Increase in lower value transactions from debit cards
Cash is no longer king: debit cards are now the average Briton’s payment method of choice. Image by Alice-Photo (via Shutterstock).
Plastic is now the average Briton’s payment method of choice. Last year, transactions on debit and credit cards accounted for over half of our purchases. According to the British Retail Consortium’s survey, the rise of contactless cards have made debit cards a favourable option for low value purchases.
Compared with 2015 figures, there was a 4.5% rise in transactions from debit cards, accounting for 43% of all transactions in the UK. Cash payments accounted for 42% of transactions made in 2016. Contactless payments accounted for a third of all payments made with debit cards.
In 2016, cash purchases totalled £81.5 billion. For credit and debit card purchases, more than three times that figure, at £261.6 billion. From 2013 to 2016, the average transaction for card payments fell from £30.53 to £25.40. By cash, the figure rose from £9.21 in 2015 to £2.87 last year.
The smaller figure of £25.40 for card purchases reflects changing trends in the way we do our shopping. Firstly, internet shopping is a sound option for purchases of any size. Secondly, the uptake of contactless cards has meant more people paying for smaller items on plastic. The average customer flashes their contactless card or a smartphone (with a digital wallet app) to pay for their lattes.
We have come a long way since debit cards first hit the streets. They were launched in June 1987, back when Sheffield had two market halls (the Sheaf and Castle market halls off Haymarket). Back when Primark was C&A, facing the Hole in the Road, where Supertrams rumble towards Middlewood and Halfway today.

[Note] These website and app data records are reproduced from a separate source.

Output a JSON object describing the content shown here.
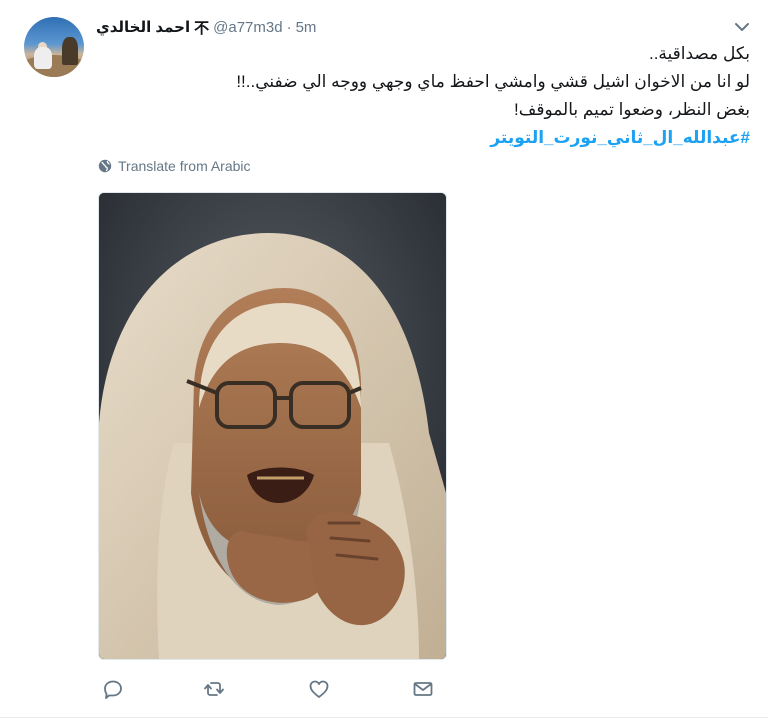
{
  "tweet": {
    "author_name": "احمد الخالدي",
    "name_mark": "不",
    "handle": "@a77m3d",
    "separator": "·",
    "time": "5m",
    "lines": [
      "بكل مصداقية..",
      "لو انا من الاخوان اشيل قشي وامشي احفظ ماي وجهي ووجه الي ضفني..!!",
      "بغض النظر، وضعوا تميم بالموقف!"
    ],
    "hashtag": "#عبدالله_ال_ثاني_نورت_التويتر",
    "translate_label": "Translate from Arabic"
  },
  "colors": {
    "link": "#1da1f2",
    "muted": "#657786",
    "text": "#14171a",
    "border": "#e6ecf0"
  },
  "icons": {
    "menu": "chevron-down-icon",
    "translate": "globe-icon",
    "reply": "reply-icon",
    "retweet": "retweet-icon",
    "like": "heart-icon",
    "message": "envelope-icon"
  }
}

Like it or not, debit cards are here to stay. If any form of payment is likely to replace them, the future lies in smartphone based transactions.